— Assignment —
Please show each line of the listing where "main" is present.

— Provided material —
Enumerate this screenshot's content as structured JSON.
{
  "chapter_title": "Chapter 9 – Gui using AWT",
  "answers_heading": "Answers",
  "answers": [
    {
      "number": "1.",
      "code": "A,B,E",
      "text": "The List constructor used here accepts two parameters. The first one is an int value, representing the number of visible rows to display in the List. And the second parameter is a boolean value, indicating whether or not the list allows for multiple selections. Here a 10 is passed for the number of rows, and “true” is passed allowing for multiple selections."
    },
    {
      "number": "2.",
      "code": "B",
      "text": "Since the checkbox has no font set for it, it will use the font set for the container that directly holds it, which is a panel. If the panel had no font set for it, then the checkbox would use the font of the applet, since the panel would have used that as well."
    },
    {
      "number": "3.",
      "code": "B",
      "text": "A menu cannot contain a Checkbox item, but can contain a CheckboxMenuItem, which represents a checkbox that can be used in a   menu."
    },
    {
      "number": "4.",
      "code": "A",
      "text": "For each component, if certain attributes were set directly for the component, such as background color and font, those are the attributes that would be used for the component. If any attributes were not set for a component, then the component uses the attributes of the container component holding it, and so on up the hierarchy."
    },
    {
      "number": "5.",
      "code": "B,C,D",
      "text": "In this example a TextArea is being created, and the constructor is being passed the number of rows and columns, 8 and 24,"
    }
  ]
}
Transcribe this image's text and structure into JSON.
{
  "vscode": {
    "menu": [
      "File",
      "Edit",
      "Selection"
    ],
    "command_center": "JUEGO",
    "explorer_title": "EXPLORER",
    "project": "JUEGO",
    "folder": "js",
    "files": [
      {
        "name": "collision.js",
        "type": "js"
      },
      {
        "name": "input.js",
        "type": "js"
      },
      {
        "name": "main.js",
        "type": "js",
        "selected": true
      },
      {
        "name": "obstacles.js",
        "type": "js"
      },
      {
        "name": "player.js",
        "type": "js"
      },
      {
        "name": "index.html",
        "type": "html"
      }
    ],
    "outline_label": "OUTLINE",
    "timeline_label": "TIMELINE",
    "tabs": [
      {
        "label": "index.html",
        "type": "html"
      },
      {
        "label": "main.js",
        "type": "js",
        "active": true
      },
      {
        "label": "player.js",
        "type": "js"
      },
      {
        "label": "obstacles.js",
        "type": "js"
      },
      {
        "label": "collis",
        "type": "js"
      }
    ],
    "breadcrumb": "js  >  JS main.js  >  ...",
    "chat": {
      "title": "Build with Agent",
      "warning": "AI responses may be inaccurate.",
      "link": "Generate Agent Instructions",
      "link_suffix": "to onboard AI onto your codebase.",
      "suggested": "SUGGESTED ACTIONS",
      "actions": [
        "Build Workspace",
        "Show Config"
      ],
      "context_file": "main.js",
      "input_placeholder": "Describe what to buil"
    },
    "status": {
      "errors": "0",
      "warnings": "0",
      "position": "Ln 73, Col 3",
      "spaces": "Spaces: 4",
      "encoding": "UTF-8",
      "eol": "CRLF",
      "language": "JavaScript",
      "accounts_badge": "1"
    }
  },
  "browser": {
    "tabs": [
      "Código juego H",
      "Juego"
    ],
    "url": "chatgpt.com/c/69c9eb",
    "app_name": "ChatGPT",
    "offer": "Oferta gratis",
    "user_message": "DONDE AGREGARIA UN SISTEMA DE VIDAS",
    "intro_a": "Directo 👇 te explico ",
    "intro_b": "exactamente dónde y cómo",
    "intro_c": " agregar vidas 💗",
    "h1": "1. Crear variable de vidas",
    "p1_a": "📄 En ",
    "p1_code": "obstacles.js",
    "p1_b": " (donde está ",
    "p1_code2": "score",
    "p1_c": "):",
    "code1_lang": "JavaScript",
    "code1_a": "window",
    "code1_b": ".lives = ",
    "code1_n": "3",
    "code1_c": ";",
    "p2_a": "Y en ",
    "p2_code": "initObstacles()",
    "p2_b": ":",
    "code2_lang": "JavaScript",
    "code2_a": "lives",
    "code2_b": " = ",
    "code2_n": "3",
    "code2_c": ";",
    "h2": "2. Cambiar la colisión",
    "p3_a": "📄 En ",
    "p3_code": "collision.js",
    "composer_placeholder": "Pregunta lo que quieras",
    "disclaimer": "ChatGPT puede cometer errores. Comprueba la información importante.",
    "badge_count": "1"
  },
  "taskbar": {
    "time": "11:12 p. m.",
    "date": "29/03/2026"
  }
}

— Result of this task —
        "name": "main.js",
        "label": "main.js",
    "breadcrumb": "js  >  JS main.js  >  ...",
      "context_file": "main.js",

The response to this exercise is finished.